### Task brief:
Take every line from the records below that includes the word "Your".

### Data supplied:

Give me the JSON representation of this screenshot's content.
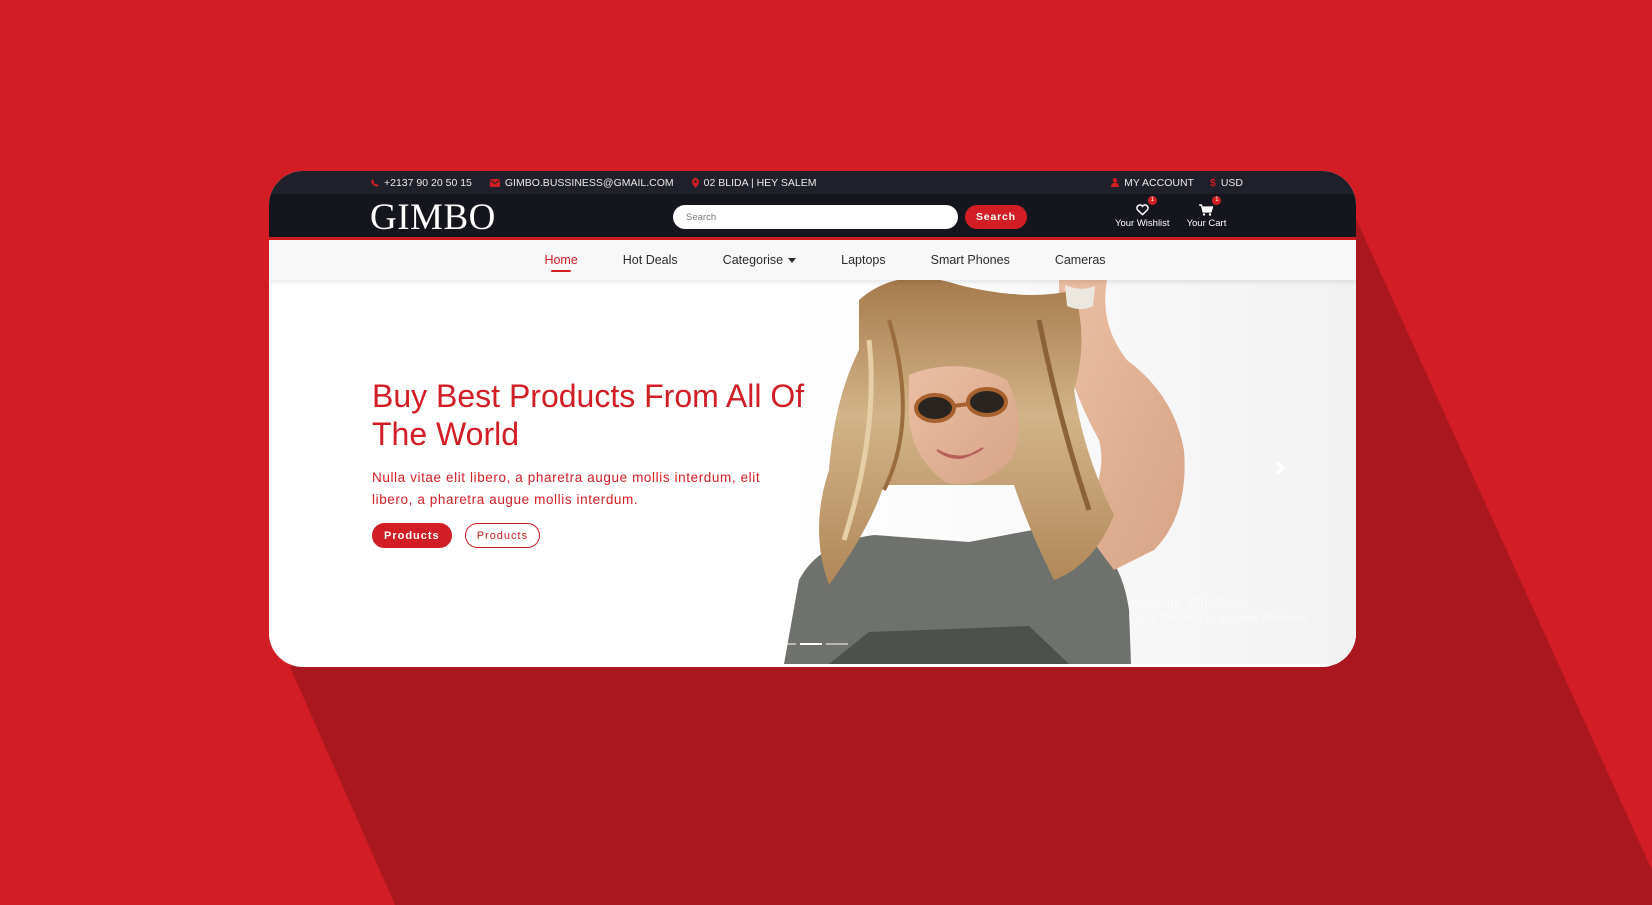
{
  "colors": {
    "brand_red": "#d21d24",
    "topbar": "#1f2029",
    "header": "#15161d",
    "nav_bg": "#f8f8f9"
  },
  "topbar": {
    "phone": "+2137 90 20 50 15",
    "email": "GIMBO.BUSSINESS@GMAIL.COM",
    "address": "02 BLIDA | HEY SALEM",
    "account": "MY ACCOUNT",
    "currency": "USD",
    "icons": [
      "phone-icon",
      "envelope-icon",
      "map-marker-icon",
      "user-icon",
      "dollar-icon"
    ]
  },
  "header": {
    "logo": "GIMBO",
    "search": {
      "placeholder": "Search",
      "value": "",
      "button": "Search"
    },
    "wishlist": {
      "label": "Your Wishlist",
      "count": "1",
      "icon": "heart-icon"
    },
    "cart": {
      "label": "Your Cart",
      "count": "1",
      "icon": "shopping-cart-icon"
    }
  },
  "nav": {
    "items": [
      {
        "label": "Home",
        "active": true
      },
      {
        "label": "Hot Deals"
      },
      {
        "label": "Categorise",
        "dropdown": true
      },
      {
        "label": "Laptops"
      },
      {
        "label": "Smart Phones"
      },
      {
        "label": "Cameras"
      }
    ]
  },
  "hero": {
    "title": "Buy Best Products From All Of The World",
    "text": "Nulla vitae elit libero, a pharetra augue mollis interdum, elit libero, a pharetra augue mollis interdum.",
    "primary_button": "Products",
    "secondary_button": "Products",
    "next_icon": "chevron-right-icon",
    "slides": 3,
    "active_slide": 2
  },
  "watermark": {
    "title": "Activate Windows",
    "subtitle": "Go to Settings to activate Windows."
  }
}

### Answer area:
      "label": "Your Wishlist",
      "label": "Your Cart",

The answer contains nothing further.